Summertime like a great aunt, whose girth blocks out the Carolina blue sky, swoops down on the Low County, her gelatin like flesh moist in perspiration, a suffocating grip that refuses to let go.
The humid air from the Gulf of Mexico has marched north like Sherman's great army and will lay against the Blue Ridge Mountains until nearly October, for the Carolina Low Country is a place where summer lasts well past necessary and on into ridiculous as if there should be a 13th month called Augtember.
Throughout the "dog days" of Summer our SUV's are left running while we quick step across pavement that can give 3rd degree burns to bare feet darting into the CVS for another can of Deep Woods Off, SPF 45 sunscreen and a cold 12 pack of Miller Lite.

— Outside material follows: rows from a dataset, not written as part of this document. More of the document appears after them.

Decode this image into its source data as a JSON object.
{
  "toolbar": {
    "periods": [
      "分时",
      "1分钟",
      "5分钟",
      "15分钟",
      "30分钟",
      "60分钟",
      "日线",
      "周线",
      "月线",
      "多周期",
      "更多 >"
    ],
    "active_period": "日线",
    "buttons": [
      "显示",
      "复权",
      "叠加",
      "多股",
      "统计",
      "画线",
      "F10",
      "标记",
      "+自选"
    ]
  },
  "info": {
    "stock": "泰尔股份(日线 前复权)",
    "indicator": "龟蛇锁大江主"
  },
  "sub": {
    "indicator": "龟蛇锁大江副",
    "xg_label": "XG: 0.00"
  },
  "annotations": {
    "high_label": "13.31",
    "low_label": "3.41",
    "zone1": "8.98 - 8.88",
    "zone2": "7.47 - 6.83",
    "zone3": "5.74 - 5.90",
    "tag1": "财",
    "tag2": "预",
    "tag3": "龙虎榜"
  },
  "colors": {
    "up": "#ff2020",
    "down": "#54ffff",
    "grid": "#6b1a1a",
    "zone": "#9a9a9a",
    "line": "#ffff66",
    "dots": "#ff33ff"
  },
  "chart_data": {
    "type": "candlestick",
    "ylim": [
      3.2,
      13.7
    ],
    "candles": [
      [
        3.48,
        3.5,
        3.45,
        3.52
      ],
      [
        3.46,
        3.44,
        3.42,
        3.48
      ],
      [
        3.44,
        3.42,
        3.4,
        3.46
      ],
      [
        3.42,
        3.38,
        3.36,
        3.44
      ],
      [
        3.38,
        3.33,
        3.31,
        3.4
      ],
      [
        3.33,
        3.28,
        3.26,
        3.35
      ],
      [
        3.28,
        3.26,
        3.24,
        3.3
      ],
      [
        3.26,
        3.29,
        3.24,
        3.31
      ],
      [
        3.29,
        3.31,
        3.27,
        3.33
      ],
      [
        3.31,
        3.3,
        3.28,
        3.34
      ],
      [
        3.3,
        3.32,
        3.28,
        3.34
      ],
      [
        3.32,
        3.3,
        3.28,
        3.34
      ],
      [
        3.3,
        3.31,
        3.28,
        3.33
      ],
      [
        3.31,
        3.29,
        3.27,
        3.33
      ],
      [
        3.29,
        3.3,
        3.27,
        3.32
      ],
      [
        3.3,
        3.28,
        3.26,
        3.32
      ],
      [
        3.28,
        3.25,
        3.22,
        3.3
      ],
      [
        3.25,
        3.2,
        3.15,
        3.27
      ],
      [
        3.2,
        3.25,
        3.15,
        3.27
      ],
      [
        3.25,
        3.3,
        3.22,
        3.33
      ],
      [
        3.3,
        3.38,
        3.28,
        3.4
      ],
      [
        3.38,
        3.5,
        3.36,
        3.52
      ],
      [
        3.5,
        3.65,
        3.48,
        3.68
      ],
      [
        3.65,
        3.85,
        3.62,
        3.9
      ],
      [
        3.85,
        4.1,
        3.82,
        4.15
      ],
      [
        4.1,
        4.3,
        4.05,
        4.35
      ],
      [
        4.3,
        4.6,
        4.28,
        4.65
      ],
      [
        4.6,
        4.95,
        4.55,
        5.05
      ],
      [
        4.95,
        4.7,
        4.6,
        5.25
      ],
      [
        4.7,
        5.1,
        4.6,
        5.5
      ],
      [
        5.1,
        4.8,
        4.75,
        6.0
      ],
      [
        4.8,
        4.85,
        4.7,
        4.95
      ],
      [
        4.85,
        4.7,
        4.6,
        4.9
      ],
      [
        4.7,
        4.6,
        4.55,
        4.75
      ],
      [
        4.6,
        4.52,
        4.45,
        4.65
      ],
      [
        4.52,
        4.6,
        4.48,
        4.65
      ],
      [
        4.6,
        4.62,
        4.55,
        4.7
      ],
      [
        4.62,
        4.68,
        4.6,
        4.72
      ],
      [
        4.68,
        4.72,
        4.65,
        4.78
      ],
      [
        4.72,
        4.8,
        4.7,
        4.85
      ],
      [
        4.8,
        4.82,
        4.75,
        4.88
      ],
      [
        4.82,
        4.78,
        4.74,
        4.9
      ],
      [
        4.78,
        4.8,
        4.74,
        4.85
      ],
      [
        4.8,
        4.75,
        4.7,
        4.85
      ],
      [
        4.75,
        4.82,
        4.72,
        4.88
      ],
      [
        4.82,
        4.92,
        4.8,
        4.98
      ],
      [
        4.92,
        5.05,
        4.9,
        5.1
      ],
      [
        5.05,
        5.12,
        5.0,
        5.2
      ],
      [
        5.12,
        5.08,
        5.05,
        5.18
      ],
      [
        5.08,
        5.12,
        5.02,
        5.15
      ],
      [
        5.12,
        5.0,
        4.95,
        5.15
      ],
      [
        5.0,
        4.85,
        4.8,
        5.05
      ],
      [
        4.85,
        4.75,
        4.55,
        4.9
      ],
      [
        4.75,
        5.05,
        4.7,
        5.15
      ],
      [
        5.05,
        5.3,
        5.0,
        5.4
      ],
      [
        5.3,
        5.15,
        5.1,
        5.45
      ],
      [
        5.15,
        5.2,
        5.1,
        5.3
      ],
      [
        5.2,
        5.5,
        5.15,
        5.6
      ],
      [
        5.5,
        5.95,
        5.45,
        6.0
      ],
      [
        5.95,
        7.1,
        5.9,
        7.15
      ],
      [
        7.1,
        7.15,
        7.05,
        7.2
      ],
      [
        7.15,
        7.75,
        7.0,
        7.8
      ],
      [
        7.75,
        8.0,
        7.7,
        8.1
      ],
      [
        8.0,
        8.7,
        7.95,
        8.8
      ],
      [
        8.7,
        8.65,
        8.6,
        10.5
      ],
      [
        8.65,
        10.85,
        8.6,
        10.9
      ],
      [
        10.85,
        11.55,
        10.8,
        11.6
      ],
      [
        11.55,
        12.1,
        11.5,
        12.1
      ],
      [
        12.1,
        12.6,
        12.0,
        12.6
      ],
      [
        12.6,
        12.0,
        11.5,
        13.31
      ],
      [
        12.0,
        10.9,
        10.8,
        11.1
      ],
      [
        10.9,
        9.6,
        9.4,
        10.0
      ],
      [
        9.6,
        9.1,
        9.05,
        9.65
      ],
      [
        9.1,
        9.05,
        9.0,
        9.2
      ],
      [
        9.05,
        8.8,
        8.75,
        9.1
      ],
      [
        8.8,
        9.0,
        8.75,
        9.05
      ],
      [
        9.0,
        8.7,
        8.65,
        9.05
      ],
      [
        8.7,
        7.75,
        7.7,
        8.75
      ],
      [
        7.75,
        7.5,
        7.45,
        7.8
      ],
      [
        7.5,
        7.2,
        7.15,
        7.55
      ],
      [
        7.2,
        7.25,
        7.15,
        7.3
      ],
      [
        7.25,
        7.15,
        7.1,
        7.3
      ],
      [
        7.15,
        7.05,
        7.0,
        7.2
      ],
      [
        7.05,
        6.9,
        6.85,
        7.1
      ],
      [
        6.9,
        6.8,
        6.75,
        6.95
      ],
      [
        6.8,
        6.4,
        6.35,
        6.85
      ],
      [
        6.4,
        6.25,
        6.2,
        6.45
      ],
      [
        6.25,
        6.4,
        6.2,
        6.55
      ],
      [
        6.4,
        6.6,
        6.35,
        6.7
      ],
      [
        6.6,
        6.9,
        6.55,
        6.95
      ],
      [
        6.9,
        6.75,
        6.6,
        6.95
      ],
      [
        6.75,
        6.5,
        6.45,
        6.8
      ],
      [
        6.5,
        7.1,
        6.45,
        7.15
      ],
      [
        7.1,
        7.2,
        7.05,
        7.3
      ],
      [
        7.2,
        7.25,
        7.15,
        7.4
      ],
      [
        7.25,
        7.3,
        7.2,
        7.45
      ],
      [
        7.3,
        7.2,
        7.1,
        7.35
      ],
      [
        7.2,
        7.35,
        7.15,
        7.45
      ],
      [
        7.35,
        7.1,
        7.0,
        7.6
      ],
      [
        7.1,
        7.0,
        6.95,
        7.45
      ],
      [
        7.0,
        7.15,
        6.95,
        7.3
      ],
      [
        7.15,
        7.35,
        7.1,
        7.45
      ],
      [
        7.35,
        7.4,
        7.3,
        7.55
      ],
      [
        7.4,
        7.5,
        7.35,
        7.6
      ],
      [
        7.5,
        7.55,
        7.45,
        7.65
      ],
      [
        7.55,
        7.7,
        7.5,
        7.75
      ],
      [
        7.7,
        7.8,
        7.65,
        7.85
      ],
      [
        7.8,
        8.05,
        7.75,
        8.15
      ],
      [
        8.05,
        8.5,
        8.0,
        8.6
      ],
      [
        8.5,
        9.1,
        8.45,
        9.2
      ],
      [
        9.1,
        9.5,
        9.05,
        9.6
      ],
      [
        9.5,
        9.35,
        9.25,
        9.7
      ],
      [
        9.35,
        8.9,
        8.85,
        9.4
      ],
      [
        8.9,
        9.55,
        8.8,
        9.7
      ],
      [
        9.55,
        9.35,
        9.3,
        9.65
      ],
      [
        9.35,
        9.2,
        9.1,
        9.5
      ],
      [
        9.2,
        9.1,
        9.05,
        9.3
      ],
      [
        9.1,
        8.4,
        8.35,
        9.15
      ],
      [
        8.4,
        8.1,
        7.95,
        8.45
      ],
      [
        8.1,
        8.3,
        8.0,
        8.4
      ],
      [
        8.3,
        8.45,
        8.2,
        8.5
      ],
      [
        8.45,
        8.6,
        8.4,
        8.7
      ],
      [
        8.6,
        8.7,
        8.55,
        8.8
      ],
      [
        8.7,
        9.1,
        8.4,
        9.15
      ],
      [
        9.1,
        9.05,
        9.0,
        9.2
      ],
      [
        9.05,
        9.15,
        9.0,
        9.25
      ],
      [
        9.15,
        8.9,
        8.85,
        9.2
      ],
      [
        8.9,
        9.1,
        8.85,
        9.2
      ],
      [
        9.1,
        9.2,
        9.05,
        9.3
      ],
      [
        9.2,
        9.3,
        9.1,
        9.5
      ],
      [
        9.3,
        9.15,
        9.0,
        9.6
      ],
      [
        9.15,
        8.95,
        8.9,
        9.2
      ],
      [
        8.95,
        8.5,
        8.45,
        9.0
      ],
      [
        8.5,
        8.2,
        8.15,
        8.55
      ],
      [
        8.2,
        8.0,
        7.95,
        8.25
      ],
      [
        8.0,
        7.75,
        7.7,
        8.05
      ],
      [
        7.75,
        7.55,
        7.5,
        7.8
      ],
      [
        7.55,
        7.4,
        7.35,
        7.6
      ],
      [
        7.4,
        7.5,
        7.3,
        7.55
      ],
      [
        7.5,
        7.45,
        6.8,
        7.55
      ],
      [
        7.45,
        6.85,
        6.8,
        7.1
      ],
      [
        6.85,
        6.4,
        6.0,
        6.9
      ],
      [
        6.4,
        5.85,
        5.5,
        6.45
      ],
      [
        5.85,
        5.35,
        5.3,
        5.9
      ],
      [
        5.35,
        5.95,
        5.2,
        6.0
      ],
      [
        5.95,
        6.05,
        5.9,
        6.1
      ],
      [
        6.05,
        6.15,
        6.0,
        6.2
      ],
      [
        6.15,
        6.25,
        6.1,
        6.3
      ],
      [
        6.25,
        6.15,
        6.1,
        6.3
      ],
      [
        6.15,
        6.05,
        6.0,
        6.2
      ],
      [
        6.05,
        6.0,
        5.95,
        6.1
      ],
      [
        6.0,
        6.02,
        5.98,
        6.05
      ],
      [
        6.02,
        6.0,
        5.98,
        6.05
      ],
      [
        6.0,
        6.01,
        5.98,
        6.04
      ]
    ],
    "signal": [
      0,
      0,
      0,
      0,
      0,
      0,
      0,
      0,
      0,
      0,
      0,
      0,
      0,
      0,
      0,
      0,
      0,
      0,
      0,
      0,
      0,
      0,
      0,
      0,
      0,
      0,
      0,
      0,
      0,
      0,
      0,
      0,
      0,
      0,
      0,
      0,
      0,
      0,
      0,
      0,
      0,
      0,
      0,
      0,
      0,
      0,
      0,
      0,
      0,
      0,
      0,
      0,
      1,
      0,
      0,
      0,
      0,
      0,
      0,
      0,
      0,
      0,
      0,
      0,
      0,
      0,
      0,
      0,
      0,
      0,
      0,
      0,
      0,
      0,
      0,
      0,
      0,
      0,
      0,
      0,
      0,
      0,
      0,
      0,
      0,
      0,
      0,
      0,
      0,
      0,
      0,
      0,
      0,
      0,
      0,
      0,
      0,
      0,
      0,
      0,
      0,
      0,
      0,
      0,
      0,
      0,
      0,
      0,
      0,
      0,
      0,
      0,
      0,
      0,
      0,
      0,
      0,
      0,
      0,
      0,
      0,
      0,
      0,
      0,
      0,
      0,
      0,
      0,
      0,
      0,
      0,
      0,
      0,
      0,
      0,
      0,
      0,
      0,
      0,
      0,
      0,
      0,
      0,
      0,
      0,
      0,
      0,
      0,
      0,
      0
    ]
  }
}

In summertime's pre dawn hours there's a brief respite from the sun's relentless attack, it's the only time my Black Labrador Retriever Madison and I can go for a run. But the sun is pushing against the darkness, soon it will win out and bake the sands of Folly Beach makeing it so hot that by 3 o'clock you won't be able to walk across it without your flops.
Summer's heat can make your mind wander back to Charleston summers long since forgotten. Road side stands with peach and watermelon, boiled peanuts, fireworks and shrimp are part of my childhood, as no trip to the beach was complete without all of the above.
I don't care for boiled peanuts, but I'll take a fresh peach, and a bag full of M-80's if you don't mind, both make summer's heat a little more tolerable. For some unknown reason I have not been to a park for a "summer cook out" since the late 1980's but I remember it looking much like the photo below.
By mid day Madison has made her millionth appearance at the glass door that leads to the deck, her pink tongue hangs out a short mile or more, pleading for relief. I give in and open the door, she darts inside and collapses into a pile of blackness on the cool tile floor then slowly inches closer to the a/c vent near the sink. Her panting begins to ease as the heat outside continues to climb past 90.
My niece and nephews are off to summer camp this week. If you've been to Camp Thunderbird, you know all about mystery meat and bug juice. Ask my 12 year old niece what she likes most about camp and her answer is Boys! I ask: "What about, sailing, watersking, swimming, campfires".... and Boys! She adds.
Ah the boys of summer, speaking of baseball of course, peanuts and cracker jack and beer. Add some fireworks and it's all the better.
In the late afternoon the ocean breeze builds, bringing cooler air to the Peninsula, a breeze that fails to reach Summerville and Goose Creek, where it's the perfect time for ice cream at the Dairy Queen, trips to the pool, fishing in the late evening, and bugs. Oh my God the bugs.
Cicadas that sing from dusk into late in the evening, a chourus of frogs, crickets and whatever that big thing is....did you hear it?....there it is again!
Lighting bugs, millions of them, have you noticed? They are gone. The the other day I saw one in my yard just one, where there used to be millions. I know my brother and I caught a lot of them but...
Somewhere around 9:30 hard dark comes and humidity and temperature change places, humidity goes to 99 percent and the temperature goes to 85 degrees. The dampness is everywhere, and the air becomes heavy and thick and in this stillness wet clings to everything.
By the time July 4th comes folks in New England will also revel with delight in the warmer months with trips to the shore, while we in Charleston are heading to the beach for the 13th week in a row, or avoiding the hot sun on tree covered verandas and darting in and out of our air conditioned confines.
Pity the poor Yankees whose summer ends just after labor day, where ours will seem endless come Augtember.
With morning the process will repeat its self, the dew will burn off and the temperature will soar while the himidity drops to less than 50%. Madison will guard the yard, the courtyard driveway and then give up when the temperature moves again towards 90 and she'll make another 100 or so nose prints on the window glass.
My grandmother passed away in the death grip of winter a few years ago, fitting as she lived for her garden and the warmth of summer and today her voice echos every time I go outside, "Keep that door closed, I'm not paying to air condition summertime".